There are the crafters and the artists. The crafters are part of a sewing group of seven women operating in a New Haven sewing studio. They produce shawls, scarves, wraps and aprons. I am now able to contract with them for my bridal veils. The artists draw and I coach them to produce saleable art such as hand painted caps, Tee-shirts and cards when we will have added capital.
You were homeless for about five years. How did you come to be homeless and what got you back “on your feet,” so to speak?
I was a missionary willing to experience the “open field”; I had some home bases where I would return after being sent to different locations and states. It came upon me as a surprise for I did not know it would last that long.

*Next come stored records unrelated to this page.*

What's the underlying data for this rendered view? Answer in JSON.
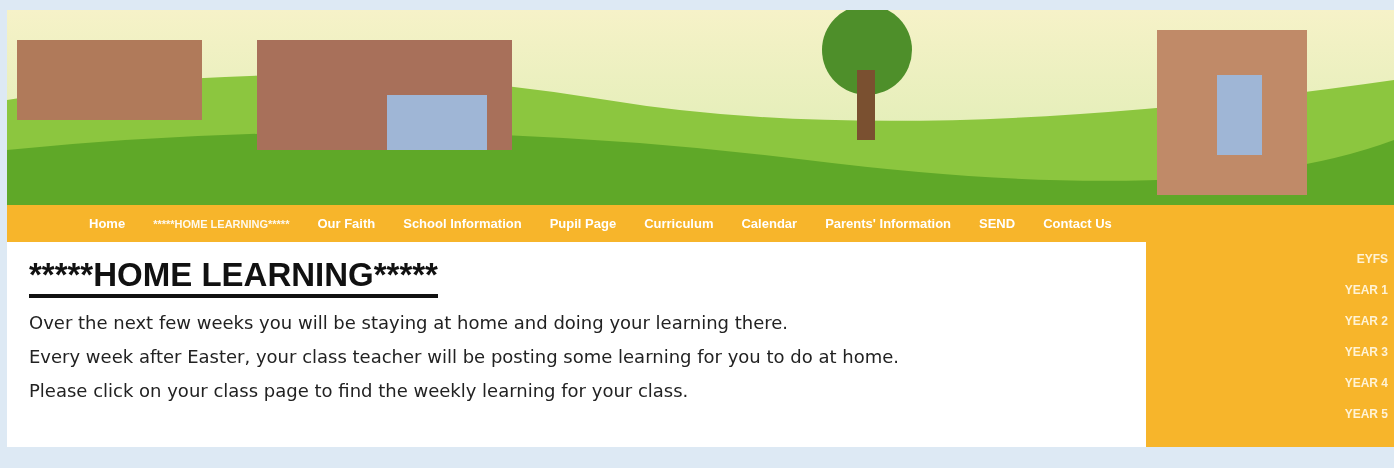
{
  "nav": [
    {
      "label": "Home",
      "selected": false
    },
    {
      "label": "*****HOME LEARNING*****",
      "selected": true
    },
    {
      "label": "Our Faith",
      "selected": false
    },
    {
      "label": "School Information",
      "selected": false
    },
    {
      "label": "Pupil Page",
      "selected": false
    },
    {
      "label": "Curriculum",
      "selected": false
    },
    {
      "label": "Calendar",
      "selected": false
    },
    {
      "label": "Parents' Information",
      "selected": false
    },
    {
      "label": "SEND",
      "selected": false
    },
    {
      "label": "Contact Us",
      "selected": false
    }
  ],
  "page": {
    "title": "*****HOME LEARNING*****",
    "paragraphs": [
      "Over the next few weeks you will be staying at home and doing your learning there.",
      "Every week after Easter, your class teacher will be posting some learning for you to do at home.",
      "Please click on your class page to find the weekly learning for your class."
    ]
  },
  "sidebar": {
    "items": [
      "EYFS",
      "YEAR 1",
      "YEAR 2",
      "YEAR 3",
      "YEAR 4",
      "YEAR 5"
    ]
  }
}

Homelessness is usually seen only as a curse but I now see my time as a homeless person as serendipity. Even though I was never in the streets, five years was a long time. And while it was extremely hard at times, I now see this period as a gift, just as someone who recovers from a major illness values their new found life. During that time I became more aware of who I was becoming and what I did not want to become “a cliché-women” modeled after societal stereotypes.
As Carl G Jung puts it in his memoir: Memories, Dreams, Reflections, “people can be unhappy because their life does not have sufficient content. People seek position, marriage, reputation, outward success and remain unhappy and neurotic even when they have attained what they are seeking. If they are unable to develop into more spacious personalities, the neurosis (the unhappiness) generally disappears.”
During those five years I was forced to rethink a lot of things. For example, being disabled, I am never going to be willing to be put on the shelf. Another twist to my call was the ongoing challenge of fitting the high end of fashion design while dealing with the heart in a social enterprise. It is still a thought mix. Thank God my faith kept me afloat. It just happened that when I was finished learning what I was to learn, it was time for me to get a job and to create Tinaliah and its caring Co-op.
Is this how you became interested in helping other homeless people, because you could relate to them and wanted to help?
Yes, I already had a good education but was in need of the actual experience. After my roaming period, I felt like I finally had both parts of the puzzle and Tinaliah “the one who perseveres” was born. I continue to build the environment, in which I move today, that attracts others like you since you invited me for this lovely chat.
It is true what you said about the lack of people developing craft skills in the U.S. Why do you think it’s like that – teenagers and adults alike don’t learn how to make things?
It is not the custom any longer. Society undervalues manual skills. The US marts galore sell cheap everyday objects which end up as trash somewhere. It is easier to buy, replace and not rethink consumerism meanwhile we stay poor, enslaved and ignorant. My teaching, coaching might just be a drop in the bucket, but I know many would find joy in learning how to make things. We might just create a revolution!
You see this as something that is coming back in this country. How so?
I really cannot answer that as bad habits are hard to change. What I can tell you is only what we personally are doing to help change that as value with education is added to the process. Value because when you make a hat with your own hands or an object or still, when you put your heart into writing a good article you feel good about yourself. The education will come through discussions like this one, with time and with the help of other crafter teachers I am networking with to broaden Tinaliah product line.
What do you do for a living now? How do you support yourself?
I also work as a French interpreter in the Court, plus I have an amazing husband.
What would you like to see happen with Tinaliah and how can others help with that vision?
I am thinking about a store near New York, possibly in the Bronx, with a warehouse to host classes for the community. I am looking for grant avenues that would benefit such venture, creating employment with the homeless and strengthening the ones in recovery. Feel free to contact me at firstname.lastname@example.org if you want to help, have questions or suggestions. God bless, thank you.